In 2018, 70 percent of Americans did not heed the advice in this blog’s title and made resolutions. Moreover, according to a follow-up survey by YouGov Omnibus in June 2018, only six percent of people said they had stuck fully to their resolution. While personally loving the idea of a new year, new beginning and have traditionally made New Year’s resolution, I now realize the futility of so doing. I’ve recently heard that January 17 is “Ditch your Resolution” Day and “Fall off the Wagon” Day on February 4 in recognition of our inability to stick with resolutions.
Ellyn Kasich, in a Psychology Today article, explains that
“For most of us, these resolutions last a few days or perhaps a few weeks, perhaps until the gym membership expires, although that is usually long after the exercising has been neglected. There is a very good and very human reason for these lapses and it lies in our makeup and not in any character weaknesses. It is almost impossible to make a resolution, the motivation for which will last for 365 days. It is not realistic and it is not even human. No form of psychotherapy would attempt a behavioral change that lasts a year without any other intervention.”
When we make resolutions, we are setting ourselves up for failure and we’ve all heard the phrase, “Insanity is doing the same thing and expecting different results.”

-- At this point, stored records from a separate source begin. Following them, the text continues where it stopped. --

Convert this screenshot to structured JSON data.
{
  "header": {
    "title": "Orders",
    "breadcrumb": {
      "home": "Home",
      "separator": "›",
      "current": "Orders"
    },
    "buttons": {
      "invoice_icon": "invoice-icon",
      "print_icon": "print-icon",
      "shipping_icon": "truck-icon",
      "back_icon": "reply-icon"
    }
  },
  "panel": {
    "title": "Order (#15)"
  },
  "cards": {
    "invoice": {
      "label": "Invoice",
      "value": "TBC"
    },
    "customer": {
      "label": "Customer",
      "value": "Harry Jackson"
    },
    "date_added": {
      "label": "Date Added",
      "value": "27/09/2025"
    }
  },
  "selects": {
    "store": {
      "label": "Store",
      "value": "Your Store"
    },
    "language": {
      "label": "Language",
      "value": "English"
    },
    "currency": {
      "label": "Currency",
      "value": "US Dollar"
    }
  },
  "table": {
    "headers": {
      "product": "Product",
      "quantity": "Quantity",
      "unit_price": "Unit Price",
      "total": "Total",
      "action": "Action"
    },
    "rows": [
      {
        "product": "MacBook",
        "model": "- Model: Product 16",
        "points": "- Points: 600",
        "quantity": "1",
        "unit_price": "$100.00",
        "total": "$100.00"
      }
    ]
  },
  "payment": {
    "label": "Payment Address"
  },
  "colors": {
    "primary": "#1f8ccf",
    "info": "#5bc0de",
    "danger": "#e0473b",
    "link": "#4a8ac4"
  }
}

So let’s avoid insanity and make the New Year a time for intelligent self-improvement. Every day is the opportunity for a new beginning and a small change. Today is a new day to commit to a positive step toward a goal. Note, I said a “small change.” Don’t say I am going to lose 10 pounds this week or I am going to earn a promotion this week. Instead, work slowly toward your goal with a small difference such as sharing one good idea at this week’s staff meeting or substituting oatmeal for candy for breakfast. And if you do slip one day, that’s fine, recommit to your goal and start again. Shiv Galani describes a “seed habit” as a perfect substitute for a New Year’s Resolution. He explains, “The general idea is to focus on implementing one, and only one, habit to start and then once that foundation is set, building additional habits on top of that.” You could start by exercising for five minutes per day for a week with the plan of reaching a half-hour in four weeks.

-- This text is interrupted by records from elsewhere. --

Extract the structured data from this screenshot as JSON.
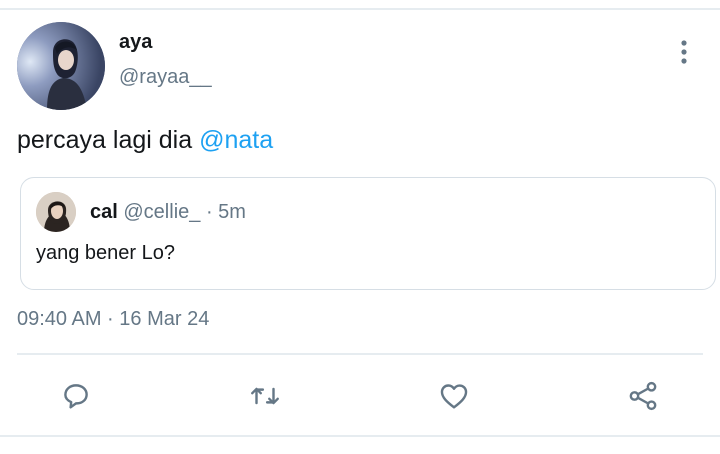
{
  "tweet": {
    "author": {
      "display_name": "aya",
      "handle": "@rayaa__"
    },
    "text": "percaya lagi dia ",
    "mention": "@nata",
    "timestamp": "09:40 AM · 16 Mar 24"
  },
  "quoted_tweet": {
    "author": {
      "display_name": "cal",
      "handle": "@cellie_"
    },
    "meta": " · 5m",
    "text": "yang bener Lo?"
  },
  "actions": {
    "icons": [
      "reply-icon",
      "retweet-icon",
      "like-icon",
      "share-icon",
      "more-icon"
    ]
  },
  "colors": {
    "accent": "#1da1f2",
    "secondary_text": "#657786",
    "icon": "#657786",
    "border": "#e6ecf0"
  }
}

Another alternative to the New Year’s resolution is One Word. One Word is a theme or mantra for the year. Mike Ashcroft and Rachel O’Brien wrote a book entitled My One Word in 2012. They suggest picking one word to use as inspiration to guide you throughout the year. In 2019, I chose “leader” for my word of the year. I hold leadership roles at work and in personal initiatives and want to help others to succeed. In 2020, my word is going to be “health” to remind me to recommit to healthy habits and ask myself, “is this good for my health?” Backwoods Mama, a blogger, explains that your one word needs to be simple, easy to remember, flexible, and offer focus. She suggests reflecting on the past year and imagining the person you want to be as you select a word.
The bottom line is to start small with some doable tweaks so that you do not become frustrated or overwhelmed. Small changes may lead to bigger ones. We want to be able to look back in December 2020, and realize that we did embrace change and empowered ourselves to move in a positive direction. Good luck and have a great year.
This is an updated version of a blog posted on January 9, 2019.